- Eligibility for an account: who may apply for a login ID
- Safeguard your login IDs and passwords
- UCLA Policy 401: Minimum Security Standards for Network Devices
- Personal Information and Sensitive Data on Hoffman2
- Federal Export Controlled Software
- Secure access with SSH2
- Safety for other systems that you use
Any current UCLA student, faculty or staff member with a valid UCLA Logon ID may apply for access to the Hoffman2 Cluster.
Those who are affiliated with a research group may apply for access to that group’s own virtual cluster resources. Cluster access can be authorized for people not affiliated with UCLA by written request from a faculty member who has purchased hardware on the Hoffman2 Cluster or other cluster hosted by IDRE.
To access to the UCLA Grid Portal you must either have a login ID on a cluster which is participating in the UCLA Grid or be a current UCLA student, faculty or staff member with a valid UCLA Logon ID. UCLA Grid Portal access is not authorized for those not in these categories.
Keep your UCLA Grid Portal username and password safe and do not allow anyone else to access the UCLA Grid Portal using your username.
Cluster login IDs are single user login IDs only. Do not let anyone else know or use your login ID and password. Any form of use of another person’s account, for example using an ssh public key to gain access, is a violation of this policy. If we suspect that a login ID is being used by more than one person, we will suspend access to the login ID until the matter has been resolved.
Do not leave your local machine unattended while you are logged in to any cluster hosted by IDRE. If you think that your password has been compromised, change your password immediately and contact email@example.com
UCLA Policy 401: Minimum Security Standards for Network Devices specifies the minimum security standards for all electronic devices connected to the UCLA Campus Network, including those connected via the UCLA Virtual Private Network (VPN). Make sure you meet these minimum standards. See UCLA Policy 401, Attachment A.
Personal information and other sensitive data, including statutory, regulatory, and contractually protected data — for example, human subjects research, restricted research, student and educational data, and PHI — are prohibited on Hoffman2. (See the UC Protection Level Classification Guide charts on Protection Level 3 and Protection Level 4 for details.)
Researchers using any data defined by UCLA Health as protected health data must contact UCLA Health IT. Such data are prohibited on Hoffman2.

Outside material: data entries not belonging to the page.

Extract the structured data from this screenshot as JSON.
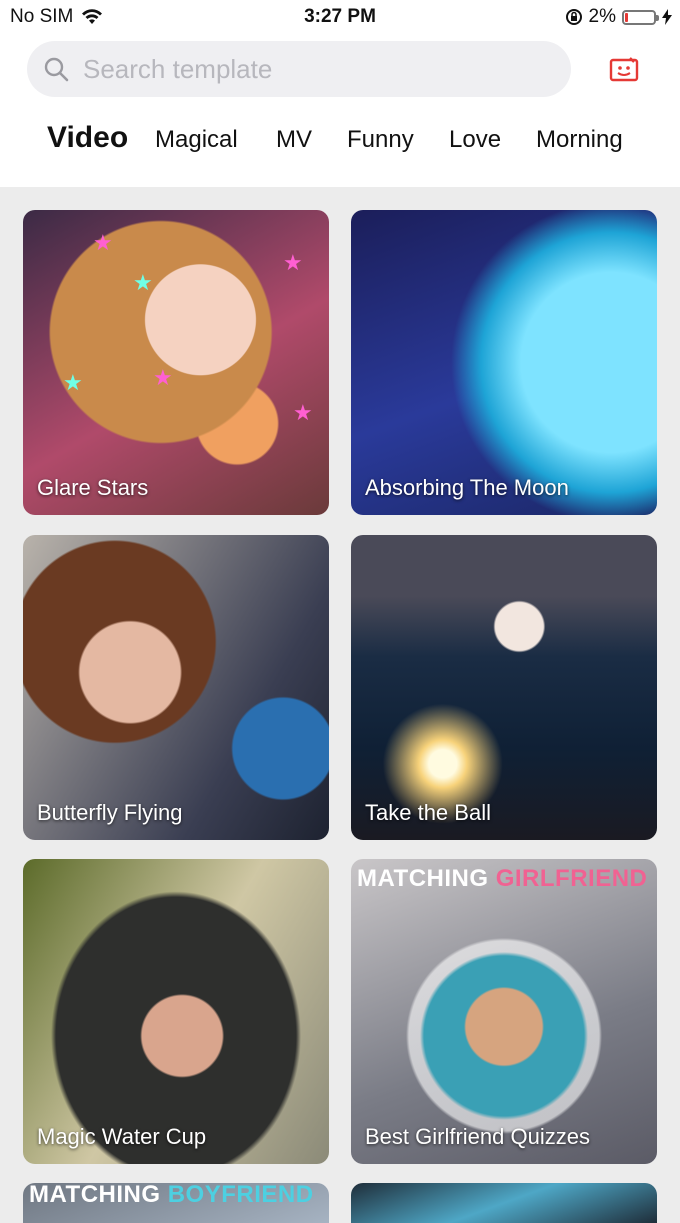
{
  "status_bar": {
    "carrier": "No SIM",
    "time": "3:27 PM",
    "battery_percent": "2%"
  },
  "search": {
    "placeholder": "Search template",
    "value": ""
  },
  "tabs": [
    {
      "label": "Video",
      "active": true
    },
    {
      "label": "Magical",
      "active": false
    },
    {
      "label": "MV",
      "active": false
    },
    {
      "label": "Funny",
      "active": false
    },
    {
      "label": "Love",
      "active": false
    },
    {
      "label": "Morning",
      "active": false
    }
  ],
  "templates": [
    {
      "title": "Glare Stars"
    },
    {
      "title": "Absorbing The Moon"
    },
    {
      "title": "Butterfly Flying"
    },
    {
      "title": "Take the Ball"
    },
    {
      "title": "Magic Water Cup"
    },
    {
      "title": "Best Girlfriend Quizzes",
      "overlay": {
        "text": "MATCHING",
        "accent": "GIRLFRIEND"
      }
    },
    {
      "title": "",
      "overlay": {
        "text": "MATCHING",
        "accent": "BOYFRIEND"
      }
    },
    {
      "title": ""
    }
  ],
  "colors": {
    "accent_red": "#e53935",
    "girlfriend_pink": "#f06292",
    "boyfriend_cyan": "#4dd0e1"
  },
  "icons": {
    "search": "search-icon",
    "feedback": "feedback-icon",
    "wifi": "wifi-icon",
    "rotation_lock": "rotation-lock-icon",
    "battery": "battery-icon",
    "charging": "charging-bolt-icon"
  }
}
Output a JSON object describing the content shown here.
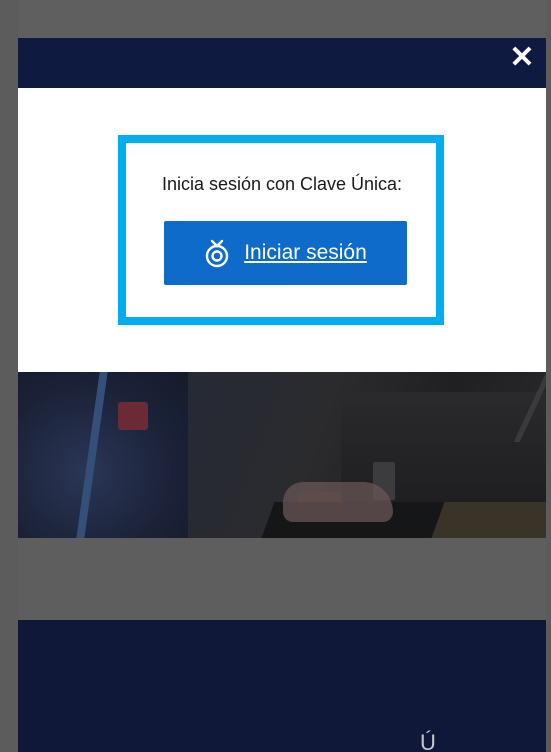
{
  "modal": {
    "title": "Inicia sesión con Clave Única:",
    "login_button_label": "Iniciar sesión",
    "close_label": "✕"
  },
  "footer": {
    "partial_glyph": "Ú"
  },
  "colors": {
    "highlight_border": "#00aeef",
    "button_bg": "#0f6bc9",
    "header_bg": "#0f1a40",
    "footer_bg": "#0f1838"
  },
  "icons": {
    "close": "close-icon",
    "clave_unica": "clave-unica-icon"
  }
}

UCLA Health defines ‘health data’ as “any information pertaining to the health, care, and treatment of UCLA Health patients or health plan members which: (1) results in a report used in treatment or monitoring of a patient; (2) generates a claim or a bill for services that are provided; and/or (3) is used for operations, financial management, population health activities or quality metrics.
Prospectively-collected clinical research data and related research results will not be considered Health Data if these data are collected/created exclusively for a sponsored research (“Sponsored Research Data”); however, Sponsored Research Data that appears in the patient’s medical record is Health Data. (The use of Sponsored Research Data may be subject to contractual and regulatory obligations; release of Sponsored Research Data to any entity other than the sponsor of the study must be reviewed in advance by the Clinical Trials Administration Office.) Non-health data is all other data collected at UCLA Health.”
Please contact the Director of the IDRE Research Technology Group if your research requires use of these types of data, or if you have any questions. More information about security requirements can be found at security.ucop.edu.
Pursuant to federal export control regulations http://ora.research.ucla.edu/RPC/Pages/nsreg.aspx, certain export restricted software must be protected. Export restricted software which must be protected includes: (1) certain strong encryption software, (2) software controlled under the Department of Energy 10 CFR §810 regulations, (3) software controlled under the Department of State, International Traffic in Arms (ITAR) regulations 22 CFR §120-13.
If you are storing any of the above export restricted software, we strongly recommend you remove it immediately. If you do decide to keep it, you must inform the Director of the IDRE Research Technology Group, in writing, about the export restricted software in your account. If a security breach occurs, you, as the custodian of the software, are liable for the exposure and subsequent export control regulatory violations. If you have questions about how your software is controlled under export regulations, contact Claudia Modlin, Research Policy and Compliance Coordinator at firstname.lastname@example.org
You must use the Secure Shell Protocol (SSH) version 2 to access a login node of any cluster hosted by IDRE. You can use nx, rsync, scp, sftp, ssh commands and local GUI interfaces, for example on Windows machines, that are based on SSH version 2. Compute nodes, including interactive compute nodes, can only be accessed from the login nodes.
Although we make every attempt to ensure the security of the system, because the login nodes of the clusters hosted by IDRE are not behind fire walls, there is no guarantee that it cannot be compromised by a malicious attacker. For your own security and the security of other computing equipment that you use, do not ssh to or scp to other machines from any cluster hosted by IDRE. In the rare instance that the cluster is compromised, entering passwords or other authentication information for other machines may allow those other machines to become compromised as well.